Phish and Widespread played together once at the Cotton Club in Atlanta. We got so wasted on Jager backstage the club owner almost threw both bands out before the show [laughs]. But then Phish got up there and made up something called the “Jager Song“—-to this day you can still find tapes with the “Jager Song” listed on it. Man, it was hilarious. A few years latter, while they were recording the Hoist album, Page and Trey came out and played with us at the Roxy in LA. It’s amazing how well Trey and Mikey [Houser] got along. They never tried to outshine one another and really listened to each other’s playing. Their version of “Low Spark of the High Heeled Boys” is just amazing.
At the end of the 80s it was cool not to know how to play your instruments. But Phish made it cool to be a musician. Those guys really know how to play and truly love music.
Marc Brownstein (The Disco Biscuits)
I didn’t get Phish until I heard A Picture of Nectar, which is funny because I have friends who have seen 500 shows and still don’t own a Phish album. People discredit their albums. That’s bullshit: their albums are brilliant. Rift is especially brilliant music. There are jams on Rift, but that’s not what is it about. It’s about the brilliance of composition and that’s what caught my attention. Now don’t get me wrong: Mike Gordon is still my favorite bass player, but, for me, Phish has always been about Trey and his compositions. It was Trey who pulled me in: his discipline and his skill. It got me into music. I then went onto study music: jazz, classical, and all these other things. It was the gateway drug.
I also opened for Phish at one time, though I didn’t know who they were. They said, “Do you want to open for Phish?” I said, “Is that Country Joe and the Fish” [laughs]. They said, “No, this is a new group—- they are a jamband.” They felt bad about me not having a full band, so the bass player [Mike] Gordon came out and played bass with us.
Luke Montgomery (Strangefolk)
In this age of instant nostalgia, I’m not sure. I think they deserve to be remembered as one of the most dynamic, creative, and unique bands of the last 20 years. Phish absorbed so many varied elements of the music that preceded them and distilled it into something truly singular and widely appealing, a rare feat. The level of popularity they achieved brandishing their particular sound and sense of showmanship is testament to their ingenuity.
Hank Sullivant (Kuroma)
My first Phish show was July 29, 1998 outside St Louis. I had heard Junta at my summer camp, so knew they had really long, orchestrated songs but I didnt know how much they improvised until they opened with this amazing, 25-minute version of “Bathtub Gin.” Andrew and I were listening to so much Grateful Dead and Phish around then that our music sort of came off as jam-funk even though we had these really good funk arrangements
Brandon Boyd (Incubus)

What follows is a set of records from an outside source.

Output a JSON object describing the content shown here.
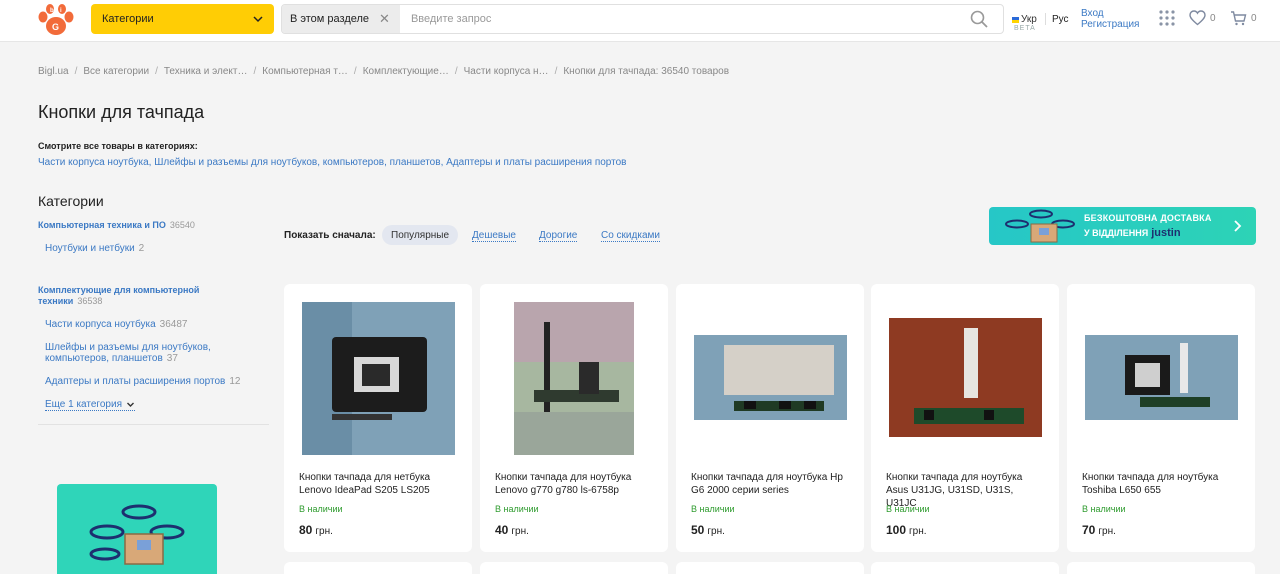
{
  "header": {
    "categories_label": "Категории",
    "search_scope": "В этом разделе",
    "search_placeholder": "Введите запрос",
    "lang_ukr": "Укр",
    "beta": "BETA",
    "lang_rus": "Рус",
    "login": "Вход",
    "register": "Регистрация",
    "favorites_count": "0",
    "cart_count": "0"
  },
  "breadcrumb": [
    "Bigl.ua",
    "Все категории",
    "Техника и элект…",
    "Компьютерная т…",
    "Комплектующие…",
    "Части корпуса н…",
    "Кнопки для тачпада: 36540 товаров"
  ],
  "page": {
    "title": "Кнопки для тачпада",
    "see_all": "Смотрите все товары в категориях:",
    "see_links": [
      "Части корпуса ноутбука",
      "Шлейфы и разъемы для ноутбуков, компьютеров, планшетов",
      "Адаптеры и платы расширения портов"
    ]
  },
  "sidebar": {
    "title": "Категории",
    "group1": {
      "label": "Компьютерная техника и ПО",
      "count": "36540"
    },
    "group1_items": [
      {
        "label": "Ноутбуки и нетбуки",
        "count": "2"
      }
    ],
    "group2": {
      "label_line1": "Комплектующие для компьютерной",
      "label_line2": "техники",
      "count": "36538"
    },
    "group2_items": [
      {
        "label": "Части корпуса ноутбука",
        "count": "36487"
      },
      {
        "label_line1": "Шлейфы и разъемы для ноутбуков,",
        "label_line2": "компьютеров, планшетов",
        "count": "37"
      },
      {
        "label": "Адаптеры и платы расширения портов",
        "count": "12"
      }
    ],
    "more": "Еще 1 категория"
  },
  "sort": {
    "label": "Показать сначала:",
    "options": [
      "Популярные",
      "Дешевые",
      "Дорогие",
      "Со скидками"
    ]
  },
  "promo": {
    "line1": "БЕЗКОШТОВНА ДОСТАВКА",
    "line2": "У ВІДДІЛЕННЯ",
    "brand": "justin"
  },
  "products": [
    {
      "name_line1": "Кнопки тачпада для нетбука",
      "name_line2": "Lenovo IdeaPad S205 LS205",
      "stock": "В наличии",
      "price": "80",
      "currency": "грн."
    },
    {
      "name_line1": "Кнопки тачпада для ноутбука",
      "name_line2": "Lenovo g770 g780 ls-6758p",
      "stock": "В наличии",
      "price": "40",
      "currency": "грн."
    },
    {
      "name_line1": "Кнопки тачпада для ноутбука Hp",
      "name_line2": "G6 2000 серии series",
      "stock": "В наличии",
      "price": "50",
      "currency": "грн."
    },
    {
      "name_line1": "Кнопки тачпада для ноутбука",
      "name_line2": "Asus U31JG, U31SD, U31S, U31JC",
      "stock": "В наличии",
      "price": "100",
      "currency": "грн."
    },
    {
      "name_line1": "Кнопки тачпада для ноутбука",
      "name_line2": "Toshiba L650 655",
      "stock": "В наличии",
      "price": "70",
      "currency": "грн."
    }
  ],
  "colors": {
    "accent_yellow": "#ffcd05",
    "link_blue": "#3b79c4",
    "in_stock_green": "#2e9b2e",
    "promo_teal": "#2dd3b6"
  },
  "icons": [
    "paw-logo-icon",
    "chevron-down-icon",
    "close-icon",
    "search-icon",
    "apps-grid-icon",
    "heart-icon",
    "cart-icon",
    "chevron-right-icon",
    "drone-icon"
  ]
}
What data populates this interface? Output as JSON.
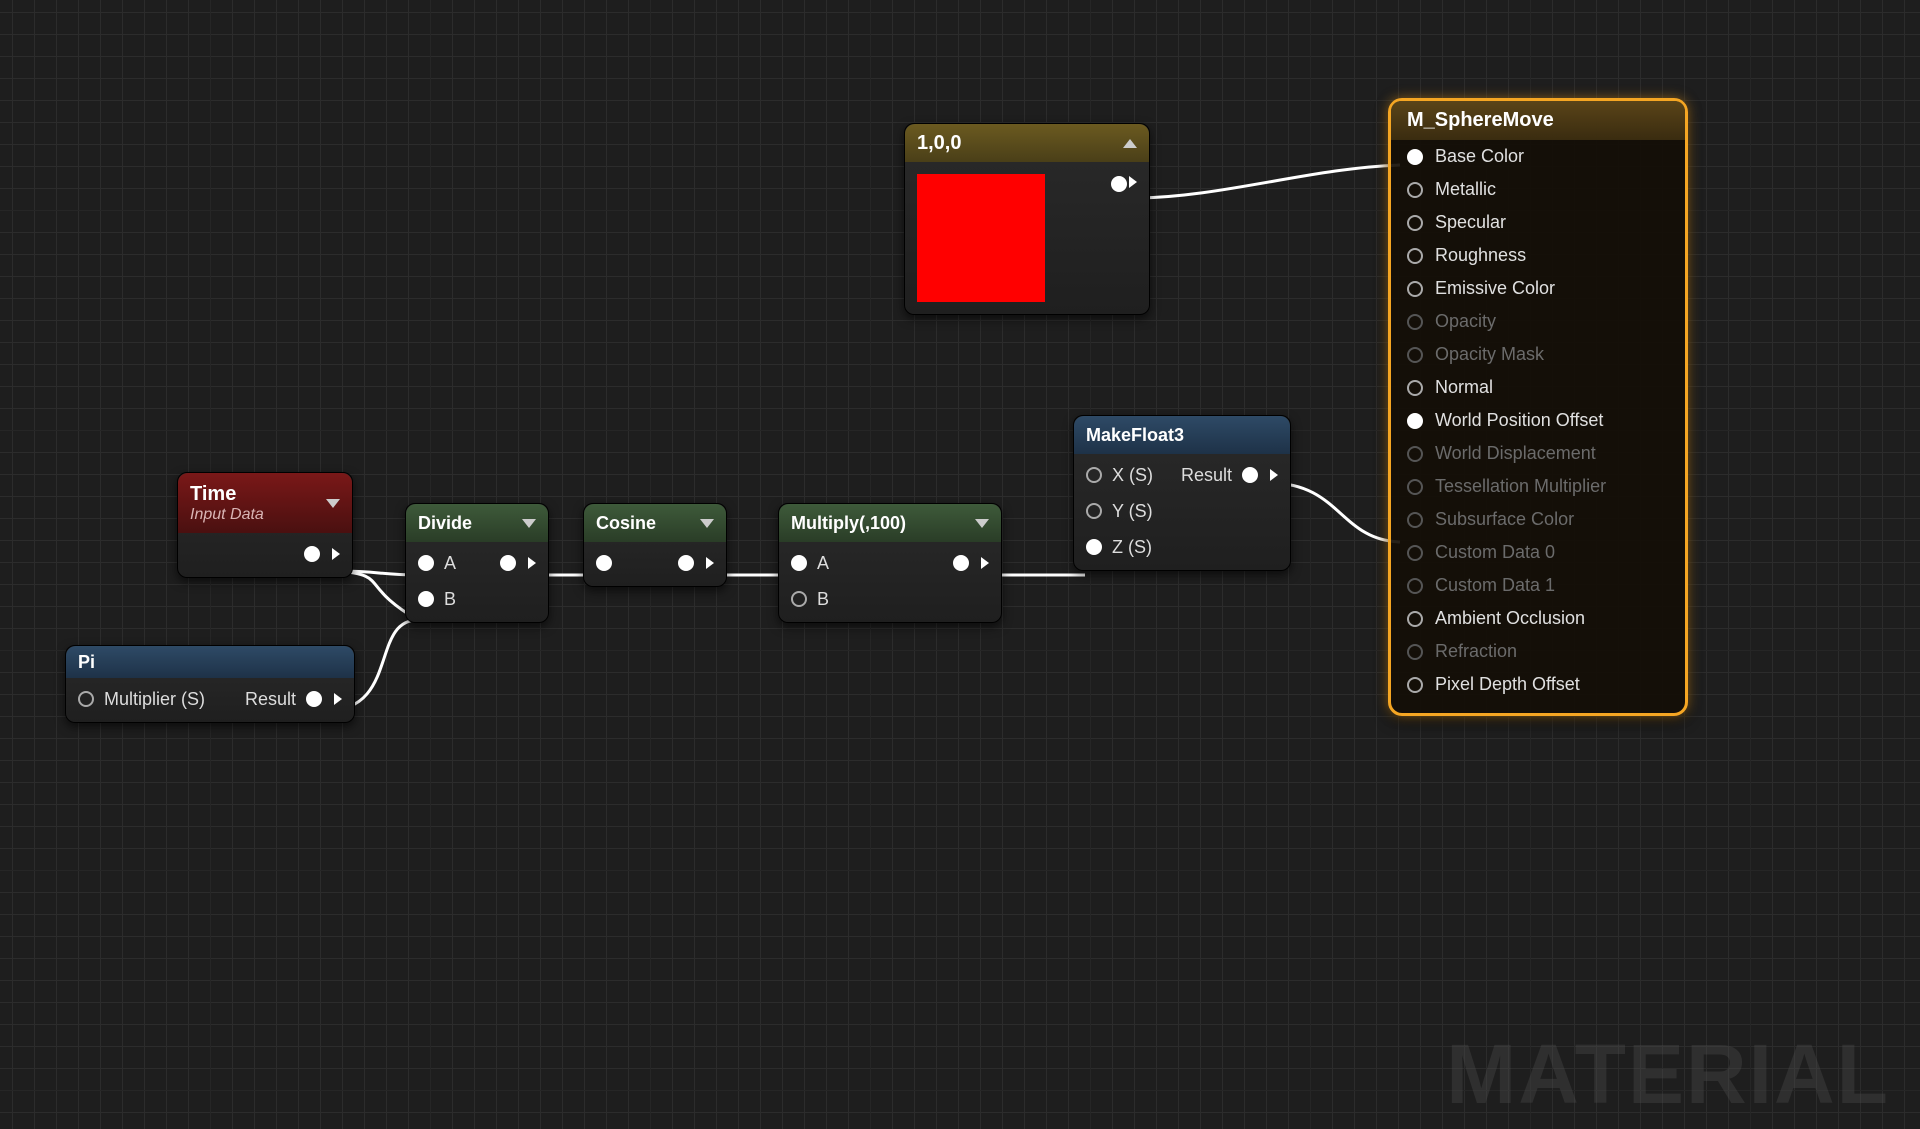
{
  "watermark": "MATERIAL",
  "nodes": {
    "time": {
      "title": "Time",
      "subtitle": "Input Data"
    },
    "pi": {
      "title": "Pi",
      "input": "Multiplier (S)",
      "output": "Result"
    },
    "divide": {
      "title": "Divide",
      "inA": "A",
      "inB": "B"
    },
    "cosine": {
      "title": "Cosine"
    },
    "multiply": {
      "title": "Multiply(,100)",
      "inA": "A",
      "inB": "B"
    },
    "makefloat3": {
      "title": "MakeFloat3",
      "inX": "X (S)",
      "inY": "Y (S)",
      "inZ": "Z (S)",
      "out": "Result"
    },
    "color": {
      "title": "1,0,0",
      "swatch": "#ff0000"
    }
  },
  "material": {
    "title": "M_SphereMove",
    "pins": [
      {
        "label": "Base Color",
        "connected": true,
        "enabled": true
      },
      {
        "label": "Metallic",
        "connected": false,
        "enabled": true
      },
      {
        "label": "Specular",
        "connected": false,
        "enabled": true
      },
      {
        "label": "Roughness",
        "connected": false,
        "enabled": true
      },
      {
        "label": "Emissive Color",
        "connected": false,
        "enabled": true
      },
      {
        "label": "Opacity",
        "connected": false,
        "enabled": false
      },
      {
        "label": "Opacity Mask",
        "connected": false,
        "enabled": false
      },
      {
        "label": "Normal",
        "connected": false,
        "enabled": true
      },
      {
        "label": "World Position Offset",
        "connected": true,
        "enabled": true
      },
      {
        "label": "World Displacement",
        "connected": false,
        "enabled": false
      },
      {
        "label": "Tessellation Multiplier",
        "connected": false,
        "enabled": false
      },
      {
        "label": "Subsurface Color",
        "connected": false,
        "enabled": false
      },
      {
        "label": "Custom Data 0",
        "connected": false,
        "enabled": false
      },
      {
        "label": "Custom Data 1",
        "connected": false,
        "enabled": false
      },
      {
        "label": "Ambient Occlusion",
        "connected": false,
        "enabled": true
      },
      {
        "label": "Refraction",
        "connected": false,
        "enabled": false
      },
      {
        "label": "Pixel Depth Offset",
        "connected": false,
        "enabled": true
      }
    ]
  }
}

People usually cite the Grateful Dead when they talk about the impact of jambands. But for me, Phish had much more of an impact since I wasn’t alive during the Dead’s inception and throughout their peak years. Phish were at their peak at a time when I was most easily influenced by music. Phish was one of the first bands I got really, really into. I’d drive halfway across the country to go to one of their shows and we’d always make an adventure out of it. If they were playing within a 2,000 miles radius we’d probably go to their show. People say what you listen to from when your 15-19 years old really creates the musical person, like the experiences you have from when your 1-4 dictate your behavior. The personalities created in that band are so unique.